The high nitrogen oil content phase forms a satisfactory feed stock for the hydrogen generation plant 29. In that plant the extraneous compounds resulting from the nitrogenous compounds are hydrotreated and disposed of by either conversion to ammonia or other nitrogen containing products.
As can be seen, the foregoing invention achieves the objects delineated hereinbefore and obviates the deficiencies of the prior art.
Having thus described the invention, it will be understood that such description has been given by way of illustration and example and not by way of limitation, reference for the latter purpose being had to the appended claims.
1. A method of denitrogenating oils containing a relatively high content of nitrogenous compounds, comprising:
- a. extracting the nitrogenous compounds from the oil stream with an operable acid solvent to produce a raffinate oil having a relatively low concentration of nitrogenous compounds such that said raffinate oil can be hydrodenitrogenated at mild conditions with reduced hydrogen consumption; and a bottom of high content of nitrogenous compounds;
- b. recovering the acid solvent from said bottom, simultaneously producing a small volume stream of oil containing a high concentration of nitrogenous compounds and referred to as a high nitrogen content oil;
- c. sending said high nitrogen content oil to a hydrogen producing plant for supplying hydrogen for hydrogenation;
- d. washing with water said raffinate oil having relatively low concentration of nitrogenous compounds;
- e. employing the hydrogen produced in step c. to effect hydrodenitrogenation of the washed raffinate oil by hydrogenating the washed raffinate oil at mild conditions to produce an ultimate product oil stream; and
- f. recycling said acid solvent.
2. The method of claim 1 wherein said oil is subjected to hydrogenation to lower the concentration of the nitrogenous compounds before the extracting of step a.
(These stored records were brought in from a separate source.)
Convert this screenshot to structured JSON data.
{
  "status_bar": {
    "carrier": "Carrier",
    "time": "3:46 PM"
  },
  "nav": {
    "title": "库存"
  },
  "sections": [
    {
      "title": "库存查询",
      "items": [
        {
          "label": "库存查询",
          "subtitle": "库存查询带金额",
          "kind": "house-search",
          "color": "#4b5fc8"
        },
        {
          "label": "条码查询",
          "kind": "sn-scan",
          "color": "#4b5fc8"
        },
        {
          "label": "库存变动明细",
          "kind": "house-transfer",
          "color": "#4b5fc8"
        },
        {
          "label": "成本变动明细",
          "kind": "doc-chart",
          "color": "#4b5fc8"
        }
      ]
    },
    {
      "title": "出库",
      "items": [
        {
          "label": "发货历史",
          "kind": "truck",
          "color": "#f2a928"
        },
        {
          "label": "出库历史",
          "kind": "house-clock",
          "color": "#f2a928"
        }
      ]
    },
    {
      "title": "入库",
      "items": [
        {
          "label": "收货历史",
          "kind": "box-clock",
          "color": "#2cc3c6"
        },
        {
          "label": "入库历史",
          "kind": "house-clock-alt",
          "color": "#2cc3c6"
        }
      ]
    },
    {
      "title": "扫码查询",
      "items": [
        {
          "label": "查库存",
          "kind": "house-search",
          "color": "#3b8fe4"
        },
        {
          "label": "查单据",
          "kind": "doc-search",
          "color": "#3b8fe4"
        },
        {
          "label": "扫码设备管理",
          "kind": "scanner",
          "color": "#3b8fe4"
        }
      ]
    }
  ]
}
3. The method of claim 1 wherein said acid solvent is selected from the class consisting of phosphoric acid, formic acid, and a monoammonium salt of phosphoric acid.
4. The method of claim 3 wherein said acid solvent comprises formic acid.
5. The method of claim 1 wherein said acid is formic acid and said acid solvent recovery is by distillation of the bottoms into the acid solvent and the high nitrogen content oil streams.
6. The method of claim 1 wherein said acid solvent recovery is by neutralization.
7. The method of claim 6 wherein said neutralization is with ammonium hydroxide and produces an extract oil that is washed and the bottom wash is combined with the bottoms from the neutralization to produce a solution from which the acid solvent is recovered and recycled, simultaneously producing ammonium hydroxide which is also recycled to the neutralizing reactor.
8. The method of claim 1 wherein said high nitrogen content oil stream is washed with water before being sent on to its destination in accordance with step c.
Filed: Nov 5, 1979
Date of Patent: Apr 14, 1981
Assignee: Atlantic Richfield Company (Los Angeles, CA)
Inventor: Robert H. Smith (Plano, TX)
Primary Examiner: Delbert E. Gantz
Assistant Examiner: G. E. Schmitkons
Law Firm: Wofford, Fails & Zobal
Application Number: 6/91,548